Home health aides (27.1%): Go to people's private residences to offer basic health services as well as help with day-to-day tasks like dressing, cooking, and cleaning. If you want to work for a Medicare-certified home health agency in Alaska, you must become certified as a nurse aide.

  • Average yearly wage: $34,740

Nurse midwives (25.2%): Take your nursing career to the next level by becoming a specialist who delivers babies, provides gynecological care, and focuses on the wellness needs of women. After becoming a registered nurse, you'll need to complete a master's-level program and pass a national exam to earn your state license.

  • Average yearly wage: $85,920

Dentists (24.1%): Support people's oral health by diagnosing and treating issues related to teeth, gums, and other parts of the mouth. In order to qualify for a license from the Board of Dental Examiners, you will need to complete an approved dental school program and pass a written exam.

  • Average yearly wage: $239,930

Clinical lab technologists (24%): Collect, prepare, and analyze biological samples to detect abnormalities that can help diagnose illness or disease. A bachelor's degree is required, and you can boost your employability by obtaining national certification.

  • Average yearly wage: $72,690

Good-Paying Careers With the Most Yearly Job Openings

Each year, hundreds of positions open up in Alaska that pay more than the state average wage, but you may need post-secondary training to go after them. The following are just a few examples, drawn from BLS wage data and state labor department projections:

Registered nurses (418 yearly openings): Provide care and comfort to medical patients in a huge range of settings.

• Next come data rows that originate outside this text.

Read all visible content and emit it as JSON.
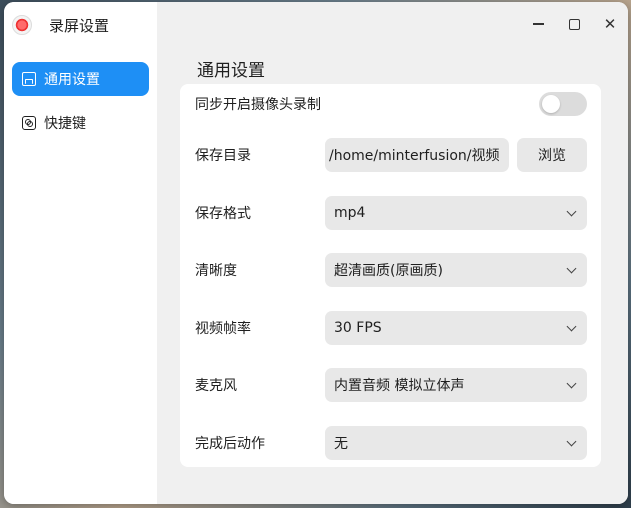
{
  "app": {
    "title": "录屏设置",
    "icon": "record-app-icon"
  },
  "window_controls": {
    "minimize": "minimize-icon",
    "maximize": "maximize-icon",
    "close_glyph": "✕"
  },
  "sidebar": {
    "items": [
      {
        "label": "通用设置",
        "icon": "save-icon",
        "active": true
      },
      {
        "label": "快捷键",
        "icon": "keyboard-icon",
        "active": false
      }
    ]
  },
  "main": {
    "section_title": "通用设置",
    "settings": {
      "camera": {
        "label": "同步开启摄像头录制",
        "enabled": false
      },
      "save_dir": {
        "label": "保存目录",
        "value": "/home/minterfusion/视频",
        "browse_label": "浏览"
      },
      "format": {
        "label": "保存格式",
        "value": "mp4"
      },
      "quality": {
        "label": "清晰度",
        "value": "超清画质(原画质)"
      },
      "fps": {
        "label": "视频帧率",
        "value": "30 FPS"
      },
      "mic": {
        "label": "麦克风",
        "value": "内置音频 模拟立体声"
      },
      "after_action": {
        "label": "完成后动作",
        "value": "无"
      }
    }
  },
  "colors": {
    "accent": "#1e8ff5",
    "panel_bg": "#f0f0f0",
    "control_bg": "#e8e8e8"
  }
}
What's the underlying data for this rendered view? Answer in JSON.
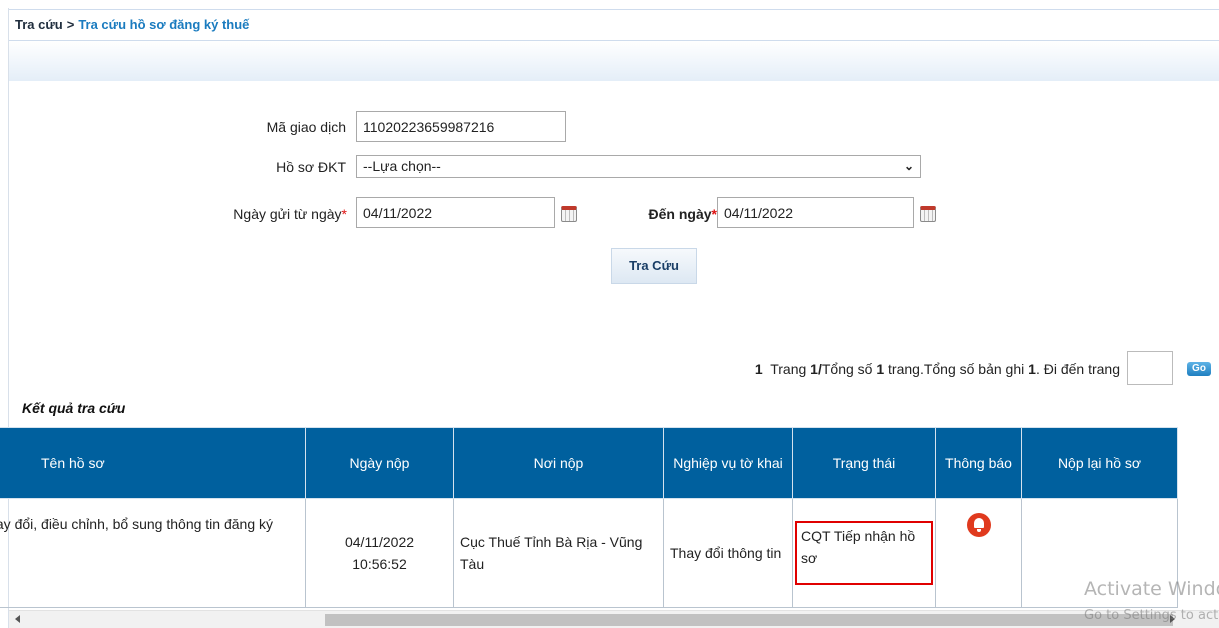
{
  "breadcrumb": {
    "root": "Tra cứu",
    "separator": ">",
    "current": "Tra cứu hồ sơ đăng ký thuế"
  },
  "form": {
    "transaction_code_label": "Mã giao dịch",
    "transaction_code_value": "11020223659987216",
    "dossier_label": "Hồ sơ ĐKT",
    "dossier_selected": "--Lựa chọn--",
    "from_date_label": "Ngày gửi từ ngày",
    "from_date_value": "04/11/2022",
    "to_date_label": "Đến ngày",
    "to_date_value": "04/11/2022",
    "required_mark": "*",
    "search_button": "Tra Cứu"
  },
  "pager": {
    "current_page": "1",
    "text_trang": "Trang",
    "page_of": "1/",
    "text_tong_so": "Tổng số",
    "total_pages": "1",
    "text_trang_tong_ban_ghi": "trang.Tổng số bản ghi",
    "total_records": "1",
    "text_go_to": ". Đi đến trang",
    "goto_value": "",
    "go_label": "Go"
  },
  "results": {
    "title": "Kết quả tra cứu",
    "columns": [
      "Tên hồ sơ",
      "Ngày nộp",
      "Nơi nộp",
      "Nghiệp vụ tờ khai",
      "Trạng thái",
      "Thông báo",
      "Nộp lại hồ sơ"
    ],
    "rows": [
      {
        "name": "Thay đổi, điều chỉnh, bổ sung thông tin đăng ký",
        "submit_date": "04/11/2022",
        "submit_time": "10:56:52",
        "place": "Cục Thuế Tỉnh Bà Rịa - Vũng Tàu",
        "operation": "Thay đổi thông tin",
        "status": "CQT Tiếp nhận hồ sơ",
        "notice_icon": "bell-icon",
        "resubmit": ""
      }
    ]
  },
  "watermark": {
    "line1": "Activate Windows",
    "line2": "Go to Settings to activate Windows."
  },
  "colors": {
    "header_bg": "#00609e",
    "link": "#1a7bbf",
    "status_highlight": "#e00000",
    "bell": "#e03a1e"
  }
}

The Alaska Board of Nursing requires all prospective registered nurses to earn an associate degree or higher credential and pass a national exam.

  • Average yearly wage: $90,500

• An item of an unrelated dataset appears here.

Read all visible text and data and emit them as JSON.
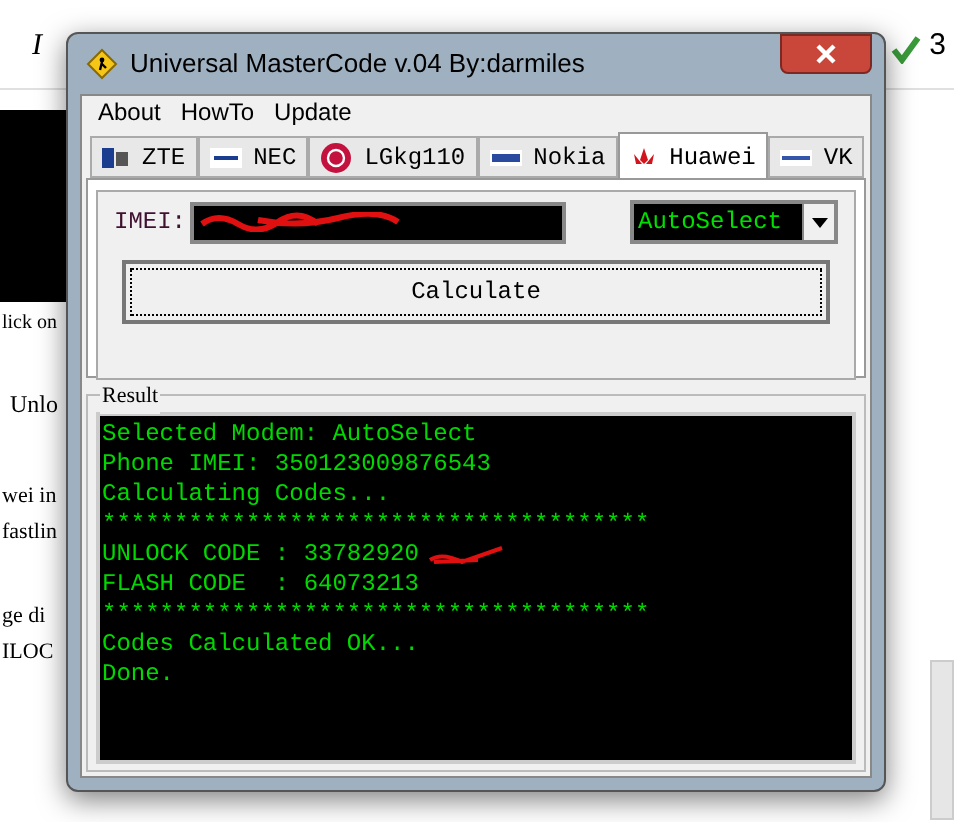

General and operations managers (387 yearly openings): Coordinate the daily activities of a business establishment. A bachelor's degree along with a few years of relevant industry experience are the usual requirements.

  • Average yearly wage: $109,290

Executive secretaries (369 yearly openings): Give administrative support to senior personnel by answering phones, performing research, preparing reports, and coordinating meeting or travel arrangements. Many employers prefer candidates who have college-level training.

  • Average yearly wage: $61,320

Operating engineers (324 yearly openings): Operate heavy equipment used in construction, such as bulldozers, graders, and front-end loaders. You can improve your employment prospects by completing formal training at a vocational school.

  • Average yearly wage: $69,670

Electricians (220 yearly openings): Install and maintain the systems that keep electricity flowing to homes, businesses, and other structures. Completing a trade school program can help you meet the experience requirements for a certificate of fitness from the state labor department.

  • Average yearly wage: $75,350